> [PROBLEM STATEMENT] Write out each entry below exactly; the images do not belong in your copy.

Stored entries
----

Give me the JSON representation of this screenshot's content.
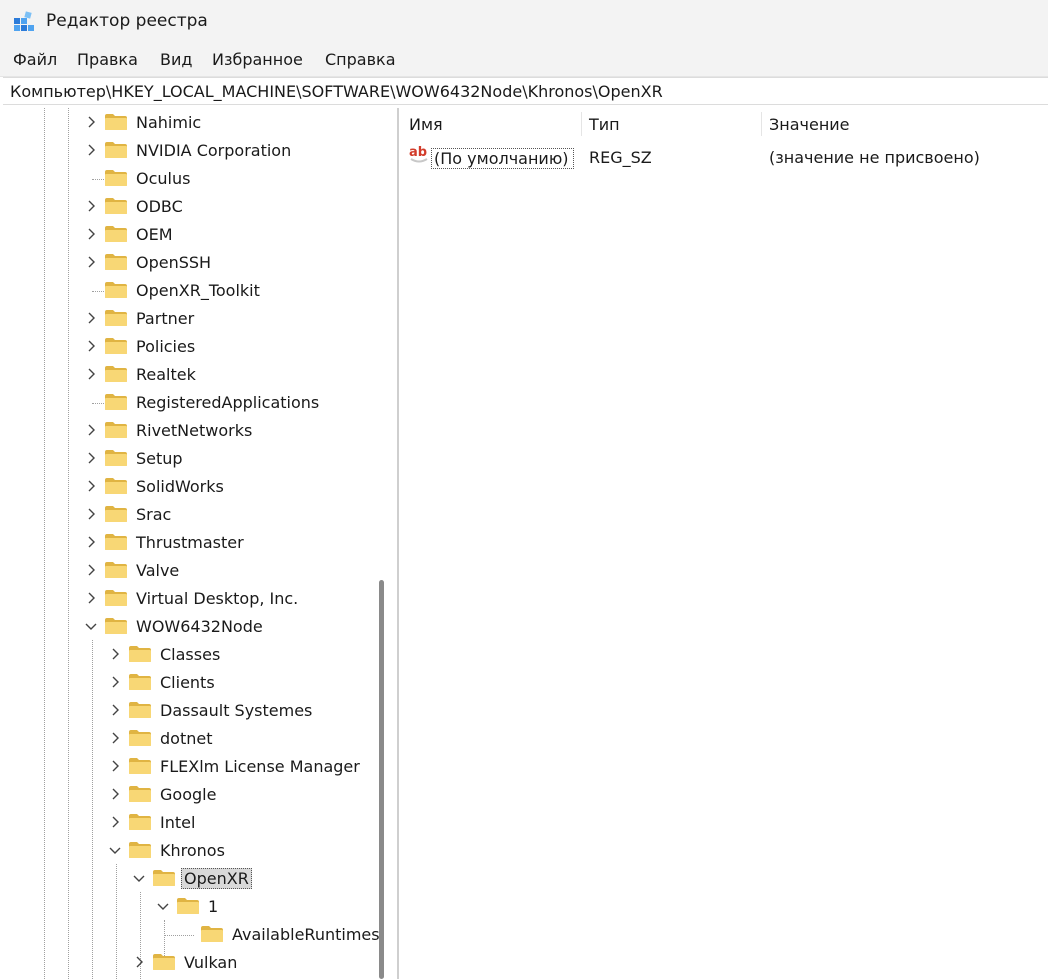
{
  "window": {
    "title": "Редактор реестра",
    "icon": "registry-editor-icon"
  },
  "menu": [
    "Файл",
    "Правка",
    "Вид",
    "Избранное",
    "Справка"
  ],
  "address": "Компьютер\\HKEY_LOCAL_MACHINE\\SOFTWARE\\WOW6432Node\\Khronos\\OpenXR",
  "tree": [
    {
      "label": "Nahimic",
      "expander": "collapsed"
    },
    {
      "label": "NVIDIA Corporation",
      "expander": "collapsed"
    },
    {
      "label": "Oculus",
      "expander": "none"
    },
    {
      "label": "ODBC",
      "expander": "collapsed"
    },
    {
      "label": "OEM",
      "expander": "collapsed"
    },
    {
      "label": "OpenSSH",
      "expander": "collapsed"
    },
    {
      "label": "OpenXR_Toolkit",
      "expander": "none"
    },
    {
      "label": "Partner",
      "expander": "collapsed"
    },
    {
      "label": "Policies",
      "expander": "collapsed"
    },
    {
      "label": "Realtek",
      "expander": "collapsed"
    },
    {
      "label": "RegisteredApplications",
      "expander": "none"
    },
    {
      "label": "RivetNetworks",
      "expander": "collapsed"
    },
    {
      "label": "Setup",
      "expander": "collapsed"
    },
    {
      "label": "SolidWorks",
      "expander": "collapsed"
    },
    {
      "label": "Srac",
      "expander": "collapsed"
    },
    {
      "label": "Thrustmaster",
      "expander": "collapsed"
    },
    {
      "label": "Valve",
      "expander": "collapsed"
    },
    {
      "label": "Virtual Desktop, Inc.",
      "expander": "collapsed"
    },
    {
      "label": "WOW6432Node",
      "expander": "expanded"
    },
    {
      "label": "Classes",
      "expander": "collapsed"
    },
    {
      "label": "Clients",
      "expander": "collapsed"
    },
    {
      "label": "Dassault Systemes",
      "expander": "collapsed"
    },
    {
      "label": "dotnet",
      "expander": "collapsed"
    },
    {
      "label": "FLEXlm License Manager",
      "expander": "collapsed"
    },
    {
      "label": "Google",
      "expander": "collapsed"
    },
    {
      "label": "Intel",
      "expander": "collapsed"
    },
    {
      "label": "Khronos",
      "expander": "expanded"
    },
    {
      "label": "OpenXR",
      "expander": "expanded",
      "selected": true
    },
    {
      "label": "1",
      "expander": "expanded"
    },
    {
      "label": "AvailableRuntimes",
      "expander": "none"
    },
    {
      "label": "Vulkan",
      "expander": "collapsed"
    }
  ],
  "columns": {
    "name": "Имя",
    "type": "Тип",
    "value": "Значение"
  },
  "values": [
    {
      "name": "(По умолчанию)",
      "type": "REG_SZ",
      "data": "(значение не присвоено)",
      "icon": "string-value-icon"
    }
  ],
  "colors": {
    "folder": "#f8d775",
    "folder_edge": "#e0b443",
    "selection": "#d9d9d9"
  }
}
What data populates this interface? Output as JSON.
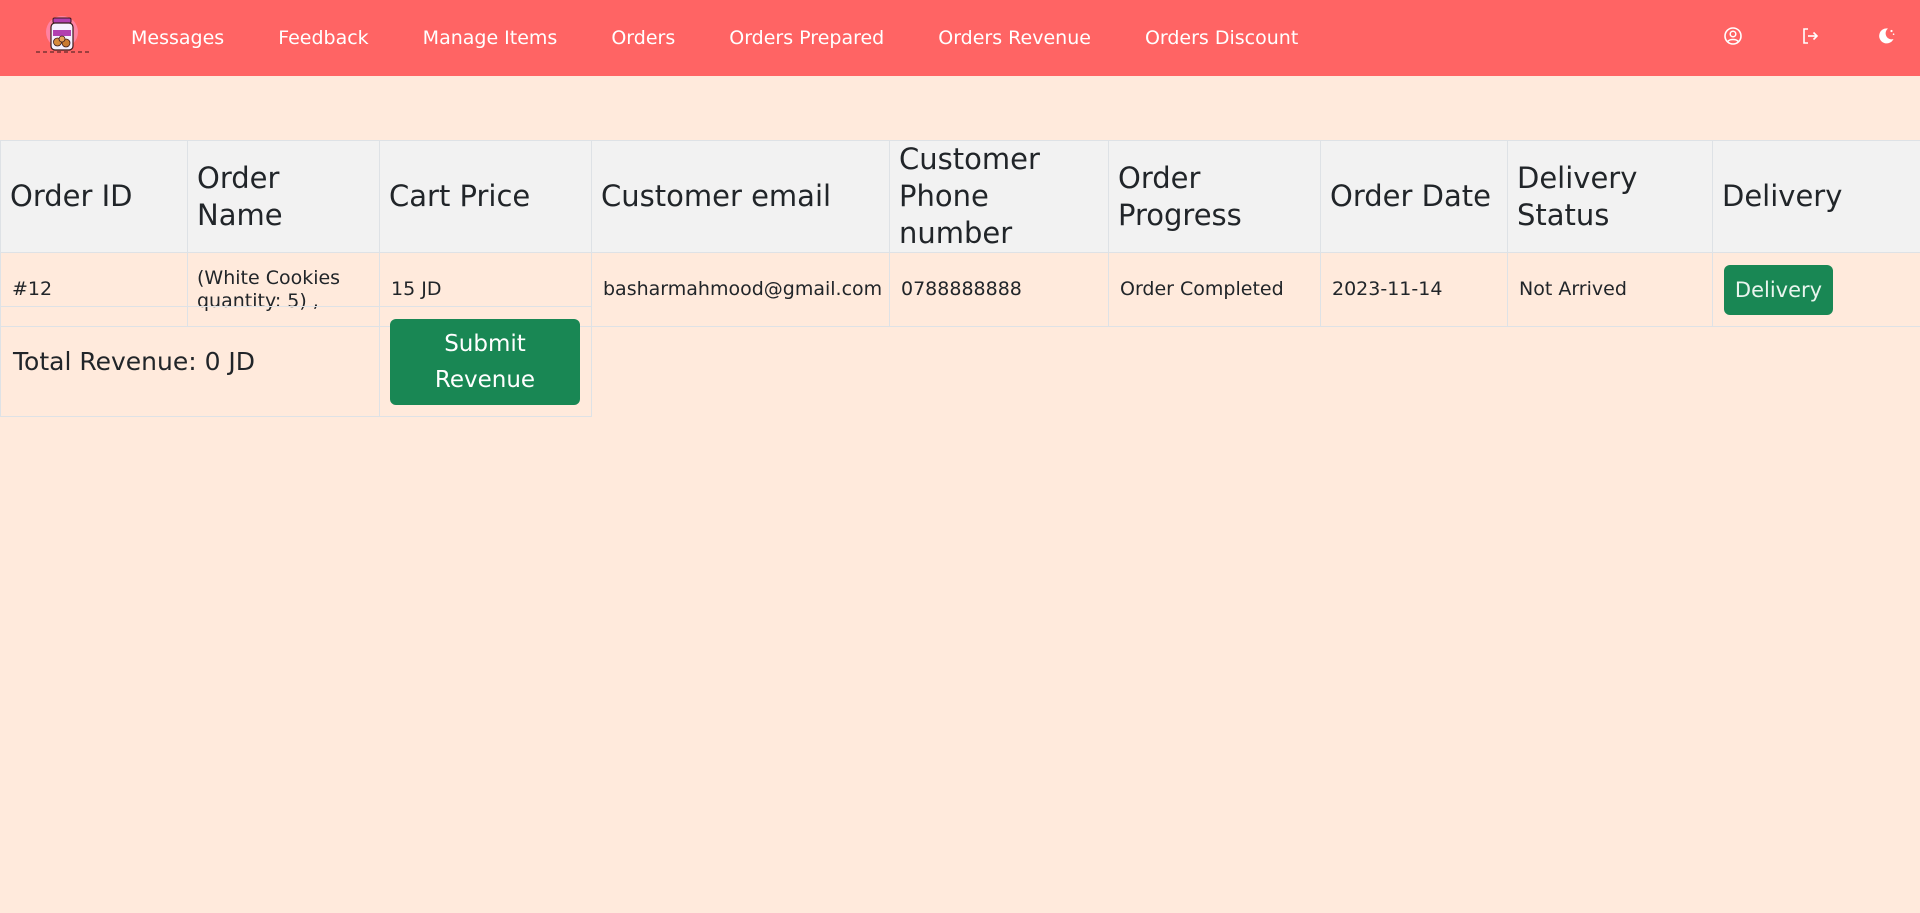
{
  "brand": {
    "logo_icon": "cookie-jar-logo",
    "colors": {
      "navbar": "#ff6464",
      "page_background": "#ffeadc",
      "button": "#198754"
    }
  },
  "nav": {
    "links": [
      {
        "label": "Messages"
      },
      {
        "label": "Feedback"
      },
      {
        "label": "Manage Items"
      },
      {
        "label": "Orders"
      },
      {
        "label": "Orders Prepared"
      },
      {
        "label": "Orders Revenue"
      },
      {
        "label": "Orders Discount"
      }
    ],
    "icons": [
      "user-circle-icon",
      "logout-icon",
      "dark-mode-icon"
    ]
  },
  "table": {
    "headers": [
      "Order ID",
      "Order Name",
      "Cart Price",
      "Customer email",
      "Customer Phone number",
      "Order Progress",
      "Order Date",
      "Delivery Status",
      "Delivery"
    ],
    "rows": [
      {
        "order_id": "#12",
        "order_name": "(White Cookies quantity: 5) ,",
        "cart_price": "15 JD",
        "customer_email": "basharmahmood@gmail.com",
        "customer_phone": "0788888888",
        "order_progress": "Order Completed",
        "order_date": "2023-11-14",
        "delivery_status": "Not Arrived",
        "delivery_button": "Delivery"
      }
    ]
  },
  "revenue": {
    "total_label": "Total Revenue: 0 JD",
    "submit_label": "Submit Revenue"
  }
}
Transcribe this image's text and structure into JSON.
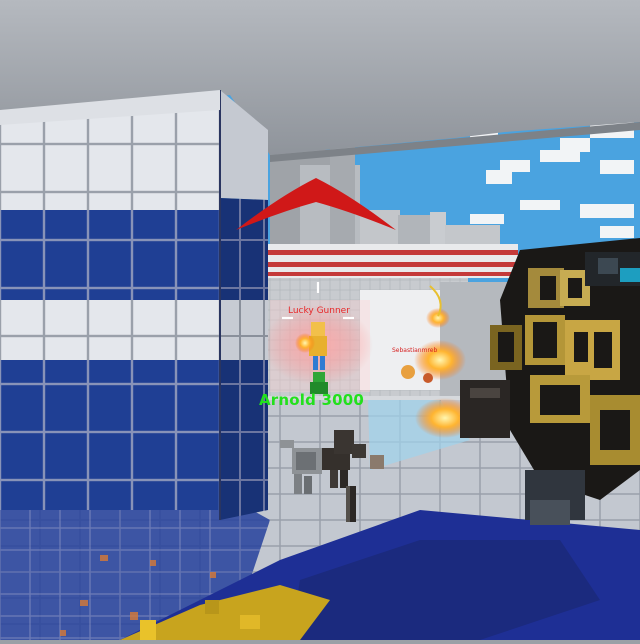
{
  "hud": {
    "enemy_name": "Lucky Gunner",
    "far_enemy_name": "Sebastianmreb",
    "ally_name_label": "Arnold 3000"
  },
  "icons": {
    "direction_indicator": "chevron-up-icon",
    "crosshair": "crosshair-icon"
  },
  "colors": {
    "indicator": "#d01818",
    "enemy_name": "#e8282a",
    "ally_name": "#22e01c",
    "sky": "#4aa3e0",
    "tile_blue": "#1f3f94",
    "tile_white": "#e6e9ee"
  }
}
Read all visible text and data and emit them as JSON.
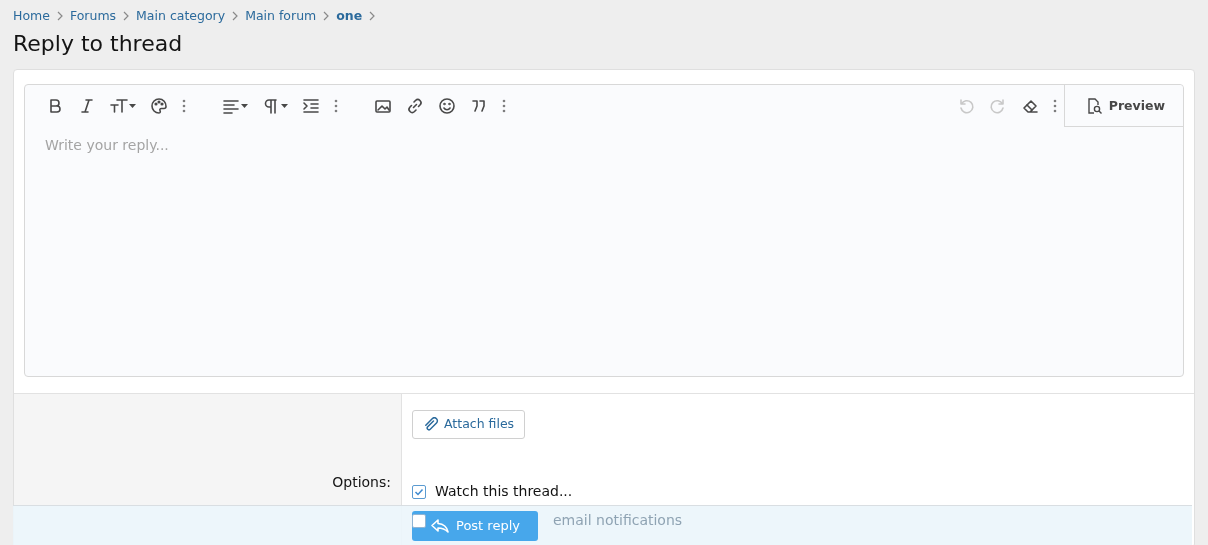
{
  "breadcrumb": [
    {
      "label": "Home",
      "current": false
    },
    {
      "label": "Forums",
      "current": false
    },
    {
      "label": "Main category",
      "current": false
    },
    {
      "label": "Main forum",
      "current": false
    },
    {
      "label": "one",
      "current": true
    }
  ],
  "title": "Reply to thread",
  "editor": {
    "toolbar_left": [
      {
        "kind": "bold",
        "dropdown": false,
        "disabled": false
      },
      {
        "kind": "italic",
        "dropdown": false,
        "disabled": false
      },
      {
        "kind": "font-size",
        "dropdown": true,
        "disabled": false
      },
      {
        "kind": "palette",
        "dropdown": false,
        "disabled": false
      },
      {
        "kind": "more",
        "dropdown": false,
        "disabled": false
      },
      {
        "kind": "align",
        "dropdown": true,
        "disabled": false
      },
      {
        "kind": "paragraph",
        "dropdown": true,
        "disabled": false
      },
      {
        "kind": "indent",
        "dropdown": false,
        "disabled": false
      },
      {
        "kind": "more",
        "dropdown": false,
        "disabled": false
      },
      {
        "kind": "image",
        "dropdown": false,
        "disabled": false
      },
      {
        "kind": "link",
        "dropdown": false,
        "disabled": false
      },
      {
        "kind": "smiley",
        "dropdown": false,
        "disabled": false
      },
      {
        "kind": "quote",
        "dropdown": false,
        "disabled": false
      },
      {
        "kind": "more",
        "dropdown": false,
        "disabled": false
      }
    ],
    "toolbar_right": [
      {
        "kind": "undo",
        "dropdown": false,
        "disabled": true
      },
      {
        "kind": "redo",
        "dropdown": false,
        "disabled": true
      },
      {
        "kind": "eraser",
        "dropdown": false,
        "disabled": false
      },
      {
        "kind": "more",
        "dropdown": false,
        "disabled": false
      }
    ],
    "preview_button": "Preview",
    "placeholder": "Write your reply..."
  },
  "attach_button": "Attach files",
  "options": {
    "label": "Options:",
    "items": [
      {
        "label": "Watch this thread...",
        "checked": true
      },
      {
        "label": "email notifications",
        "checked": false
      }
    ]
  },
  "submit_button": "Post reply"
}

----

> [WORKED SOLUTION]
Give me the JSON representation of this screenshot's content.
{
  "window": {
    "title": "Редактор реестра",
    "icon": "registry-editor-icon"
  },
  "menu": [
    "Файл",
    "Правка",
    "Вид",
    "Избранное",
    "Справка"
  ],
  "address": "Компьютер\\HKEY_LOCAL_MACHINE\\SOFTWARE\\WOW6432Node\\Khronos\\OpenXR",
  "tree": [
    {
      "label": "Nahimic",
      "expander": "collapsed"
    },
    {
      "label": "NVIDIA Corporation",
      "expander": "collapsed"
    },
    {
      "label": "Oculus",
      "expander": "none"
    },
    {
      "label": "ODBC",
      "expander": "collapsed"
    },
    {
      "label": "OEM",
      "expander": "collapsed"
    },
    {
      "label": "OpenSSH",
      "expander": "collapsed"
    },
    {
      "label": "OpenXR_Toolkit",
      "expander": "none"
    },
    {
      "label": "Partner",
      "expander": "collapsed"
    },
    {
      "label": "Policies",
      "expander": "collapsed"
    },
    {
      "label": "Realtek",
      "expander": "collapsed"
    },
    {
      "label": "RegisteredApplications",
      "expander": "none"
    },
    {
      "label": "RivetNetworks",
      "expander": "collapsed"
    },
    {
      "label": "Setup",
      "expander": "collapsed"
    },
    {
      "label": "SolidWorks",
      "expander": "collapsed"
    },
    {
      "label": "Srac",
      "expander": "collapsed"
    },
    {
      "label": "Thrustmaster",
      "expander": "collapsed"
    },
    {
      "label": "Valve",
      "expander": "collapsed"
    },
    {
      "label": "Virtual Desktop, Inc.",
      "expander": "collapsed"
    },
    {
      "label": "WOW6432Node",
      "expander": "expanded"
    },
    {
      "label": "Classes",
      "expander": "collapsed"
    },
    {
      "label": "Clients",
      "expander": "collapsed"
    },
    {
      "label": "Dassault Systemes",
      "expander": "collapsed"
    },
    {
      "label": "dotnet",
      "expander": "collapsed"
    },
    {
      "label": "FLEXlm License Manager",
      "expander": "collapsed"
    },
    {
      "label": "Google",
      "expander": "collapsed"
    },
    {
      "label": "Intel",
      "expander": "collapsed"
    },
    {
      "label": "Khronos",
      "expander": "expanded"
    },
    {
      "label": "OpenXR",
      "expander": "expanded",
      "selected": true
    },
    {
      "label": "1",
      "expander": "expanded"
    },
    {
      "label": "AvailableRuntimes",
      "expander": "none"
    },
    {
      "label": "Vulkan",
      "expander": "collapsed"
    }
  ],
  "columns": {
    "name": "Имя",
    "type": "Тип",
    "value": "Значение"
  },
  "values": [
    {
      "name": "(По умолчанию)",
      "type": "REG_SZ",
      "data": "(значение не присвоено)",
      "icon": "string-value-icon"
    }
  ],
  "colors": {
    "folder": "#f8d775",
    "folder_edge": "#e0b443",
    "selection": "#d9d9d9"
  }
}
What data populates this interface? Output as JSON.
{
  "brand": {
    "logo_icon": "cookie-jar-logo",
    "colors": {
      "navbar": "#ff6464",
      "page_background": "#ffeadc",
      "button": "#198754"
    }
  },
  "nav": {
    "links": [
      {
        "label": "Messages"
      },
      {
        "label": "Feedback"
      },
      {
        "label": "Manage Items"
      },
      {
        "label": "Orders"
      },
      {
        "label": "Orders Prepared"
      },
      {
        "label": "Orders Revenue"
      },
      {
        "label": "Orders Discount"
      }
    ],
    "icons": [
      "user-circle-icon",
      "logout-icon",
      "dark-mode-icon"
    ]
  },
  "table": {
    "headers": [
      "Order ID",
      "Order Name",
      "Cart Price",
      "Customer email",
      "Customer Phone number",
      "Order Progress",
      "Order Date",
      "Delivery Status",
      "Delivery"
    ],
    "rows": [
      {
        "order_id": "#12",
        "order_name": "(White Cookies quantity: 5) ,",
        "cart_price": "15 JD",
        "customer_email": "basharmahmood@gmail.com",
        "customer_phone": "0788888888",
        "order_progress": "Order Completed",
        "order_date": "2023-11-14",
        "delivery_status": "Not Arrived",
        "delivery_button": "Delivery"
      }
    ]
  },
  "revenue": {
    "total_label": "Total Revenue: 0 JD",
    "submit_label": "Submit Revenue"
  }
}
Transcribe this image's text and structure into JSON.
{
  "hud": {
    "enemy_name": "Lucky Gunner",
    "far_enemy_name": "Sebastianmreb",
    "ally_name_label": "Arnold 3000"
  },
  "icons": {
    "direction_indicator": "chevron-up-icon",
    "crosshair": "crosshair-icon"
  },
  "colors": {
    "indicator": "#d01818",
    "enemy_name": "#e8282a",
    "ally_name": "#22e01c",
    "sky": "#4aa3e0",
    "tile_blue": "#1f3f94",
    "tile_white": "#e6e9ee"
  }
}
Read all visible text and data and emit them as JSON.
{
  "breadcrumb": [
    {
      "label": "Home",
      "current": false
    },
    {
      "label": "Forums",
      "current": false
    },
    {
      "label": "Main category",
      "current": false
    },
    {
      "label": "Main forum",
      "current": false
    },
    {
      "label": "one",
      "current": true
    }
  ],
  "title": "Reply to thread",
  "editor": {
    "toolbar_left": [
      {
        "kind": "bold",
        "dropdown": false,
        "disabled": false
      },
      {
        "kind": "italic",
        "dropdown": false,
        "disabled": false
      },
      {
        "kind": "font-size",
        "dropdown": true,
        "disabled": false
      },
      {
        "kind": "palette",
        "dropdown": false,
        "disabled": false
      },
      {
        "kind": "more",
        "dropdown": false,
        "disabled": false
      },
      {
        "kind": "align",
        "dropdown": true,
        "disabled": false
      },
      {
        "kind": "paragraph",
        "dropdown": true,
        "disabled": false
      },
      {
        "kind": "indent",
        "dropdown": false,
        "disabled": false
      },
      {
        "kind": "more",
        "dropdown": false,
        "disabled": false
      },
      {
        "kind": "image",
        "dropdown": false,
        "disabled": false
      },
      {
        "kind": "link",
        "dropdown": false,
        "disabled": false
      },
      {
        "kind": "smiley",
        "dropdown": false,
        "disabled": false
      },
      {
        "kind": "quote",
        "dropdown": false,
        "disabled": false
      },
      {
        "kind": "more",
        "dropdown": false,
        "disabled": false
      }
    ],
    "toolbar_right": [
      {
        "kind": "undo",
        "dropdown": false,
        "disabled": true
      },
      {
        "kind": "redo",
        "dropdown": false,
        "disabled": true
      },
      {
        "kind": "eraser",
        "dropdown": false,
        "disabled": false
      },
      {
        "kind": "more",
        "dropdown": false,
        "disabled": false
      }
    ],
    "preview_button": "Preview",
    "placeholder": "Write your reply..."
  },
  "attach_button": "Attach files",
  "options": {
    "label": "Options:",
    "items": [
      {
        "label": "Watch this thread...",
        "checked": true
      },
      {
        "label": "email notifications",
        "checked": false
      }
    ]
  },
  "submit_button": "Post reply"
}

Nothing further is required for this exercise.